══ Data under study

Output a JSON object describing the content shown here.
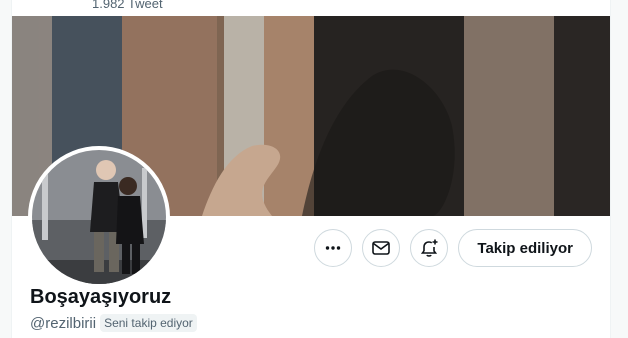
{
  "header": {
    "tweet_count": "1.982 Tweet"
  },
  "profile": {
    "display_name": "Boşayaşıyoruz",
    "handle": "@rezilbirii",
    "follows_you_badge": "Seni takip ediyor"
  },
  "actions": {
    "more_icon": "more-horizontal-icon",
    "message_icon": "envelope-icon",
    "notify_icon": "bell-plus-icon",
    "follow_label": "Takip ediliyor"
  },
  "colors": {
    "text_primary": "#0f1419",
    "text_secondary": "#536471",
    "border": "#cfd9de",
    "badge_bg": "#eff3f4"
  }
}
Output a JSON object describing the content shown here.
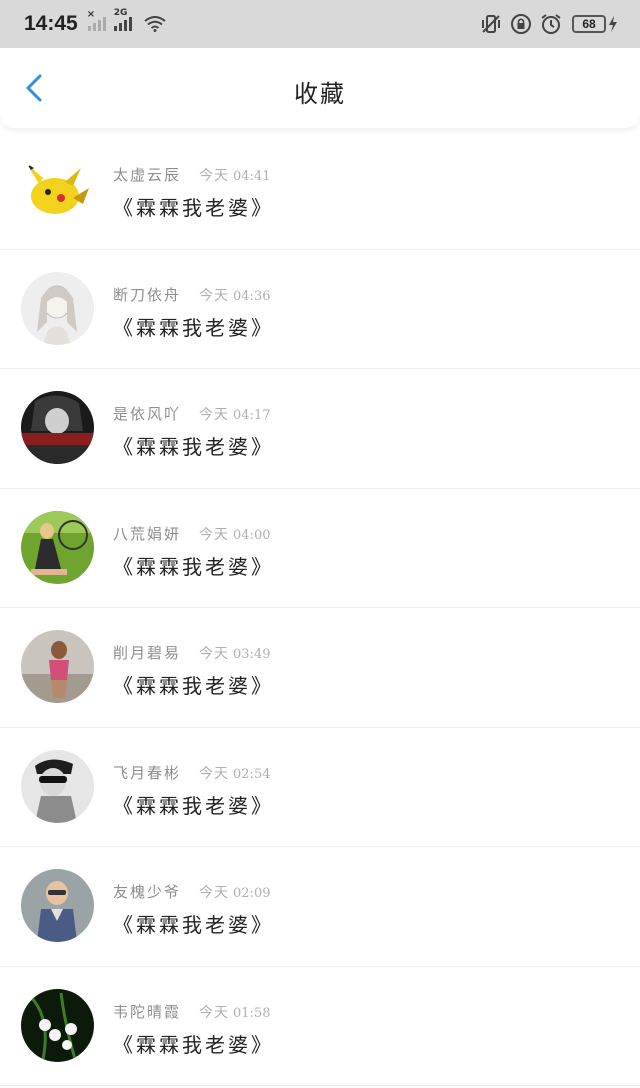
{
  "status_bar": {
    "time": "14:45",
    "network_label": "2G",
    "battery": "68"
  },
  "header": {
    "title": "收藏"
  },
  "favorites": [
    {
      "name": "太虚云辰",
      "date": "今天",
      "time": "04:41",
      "book": "《霖霖我老婆》",
      "avatar_icon": "pikachu-avatar"
    },
    {
      "name": "断刀依舟",
      "date": "今天",
      "time": "04:36",
      "book": "《霖霖我老婆》",
      "avatar_icon": "sketch-girl-avatar"
    },
    {
      "name": "是依风吖",
      "date": "今天",
      "time": "04:17",
      "book": "《霖霖我老婆》",
      "avatar_icon": "dark-art-avatar"
    },
    {
      "name": "八荒娟妍",
      "date": "今天",
      "time": "04:00",
      "book": "《霖霖我老婆》",
      "avatar_icon": "bicycle-girl-avatar"
    },
    {
      "name": "削月碧易",
      "date": "今天",
      "time": "03:49",
      "book": "《霖霖我老婆》",
      "avatar_icon": "beach-girl-avatar"
    },
    {
      "name": "飞月春彬",
      "date": "今天",
      "time": "02:54",
      "book": "《霖霖我老婆》",
      "avatar_icon": "sunglasses-avatar"
    },
    {
      "name": "友槐少爷",
      "date": "今天",
      "time": "02:09",
      "book": "《霖霖我老婆》",
      "avatar_icon": "child-avatar"
    },
    {
      "name": "韦陀晴霞",
      "date": "今天",
      "time": "01:58",
      "book": "《霖霖我老婆》",
      "avatar_icon": "flower-avatar"
    }
  ],
  "colors": {
    "accent": "#2c8fe0",
    "status_bar_bg": "#d9d9d9",
    "name_text": "#8e8e8e",
    "time_text": "#b0b0b0"
  }
}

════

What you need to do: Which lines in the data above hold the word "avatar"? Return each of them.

Answer area:
      "avatar_icon": "pikachu-avatar"
      "avatar_icon": "sketch-girl-avatar"
      "avatar_icon": "dark-art-avatar"
      "avatar_icon": "bicycle-girl-avatar"
      "avatar_icon": "beach-girl-avatar"
      "avatar_icon": "sunglasses-avatar"
      "avatar_icon": "child-avatar"
      "avatar_icon": "flower-avatar"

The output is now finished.